Web page and app entries:
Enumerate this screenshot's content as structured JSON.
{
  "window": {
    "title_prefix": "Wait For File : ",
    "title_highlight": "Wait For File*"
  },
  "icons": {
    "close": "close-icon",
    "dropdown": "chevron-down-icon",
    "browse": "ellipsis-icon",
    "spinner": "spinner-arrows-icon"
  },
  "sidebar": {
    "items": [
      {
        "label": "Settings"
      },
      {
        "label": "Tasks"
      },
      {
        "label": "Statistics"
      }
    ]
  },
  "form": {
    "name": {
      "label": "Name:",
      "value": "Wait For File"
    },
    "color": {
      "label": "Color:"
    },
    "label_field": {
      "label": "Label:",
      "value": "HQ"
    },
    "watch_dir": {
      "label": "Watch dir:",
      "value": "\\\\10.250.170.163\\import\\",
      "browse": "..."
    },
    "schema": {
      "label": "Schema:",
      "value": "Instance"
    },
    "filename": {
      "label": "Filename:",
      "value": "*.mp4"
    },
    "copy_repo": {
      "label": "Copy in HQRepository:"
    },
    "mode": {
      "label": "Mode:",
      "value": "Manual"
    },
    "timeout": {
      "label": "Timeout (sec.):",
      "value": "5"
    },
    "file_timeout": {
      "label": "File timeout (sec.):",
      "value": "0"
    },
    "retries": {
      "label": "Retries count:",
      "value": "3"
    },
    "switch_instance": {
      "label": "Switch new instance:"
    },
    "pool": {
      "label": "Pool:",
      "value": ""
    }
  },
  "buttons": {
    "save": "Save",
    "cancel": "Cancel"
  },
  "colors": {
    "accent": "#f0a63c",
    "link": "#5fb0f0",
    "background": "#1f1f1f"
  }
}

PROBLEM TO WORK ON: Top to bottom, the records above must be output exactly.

OUTPUT FOR THIS TASK:
Enumerate this screenshot's content as structured JSON.
{
  "window": {
    "title_prefix": "Wait For File : ",
    "title_highlight": "Wait For File*"
  },
  "icons": {
    "close": "close-icon",
    "dropdown": "chevron-down-icon",
    "browse": "ellipsis-icon",
    "spinner": "spinner-arrows-icon"
  },
  "sidebar": {
    "items": [
      {
        "label": "Settings"
      },
      {
        "label": "Tasks"
      },
      {
        "label": "Statistics"
      }
    ]
  },
  "form": {
    "name": {
      "label": "Name:",
      "value": "Wait For File"
    },
    "color": {
      "label": "Color:"
    },
    "label_field": {
      "label": "Label:",
      "value": "HQ"
    },
    "watch_dir": {
      "label": "Watch dir:",
      "value": "\\\\10.250.170.163\\import\\",
      "browse": "..."
    },
    "schema": {
      "label": "Schema:",
      "value": "Instance"
    },
    "filename": {
      "label": "Filename:",
      "value": "*.mp4"
    },
    "copy_repo": {
      "label": "Copy in HQRepository:"
    },
    "mode": {
      "label": "Mode:",
      "value": "Manual"
    },
    "timeout": {
      "label": "Timeout (sec.):",
      "value": "5"
    },
    "file_timeout": {
      "label": "File timeout (sec.):",
      "value": "0"
    },
    "retries": {
      "label": "Retries count:",
      "value": "3"
    },
    "switch_instance": {
      "label": "Switch new instance:"
    },
    "pool": {
      "label": "Pool:",
      "value": ""
    }
  },
  "buttons": {
    "save": "Save",
    "cancel": "Cancel"
  },
  "colors": {
    "accent": "#f0a63c",
    "link": "#5fb0f0",
    "background": "#1f1f1f"
  }
}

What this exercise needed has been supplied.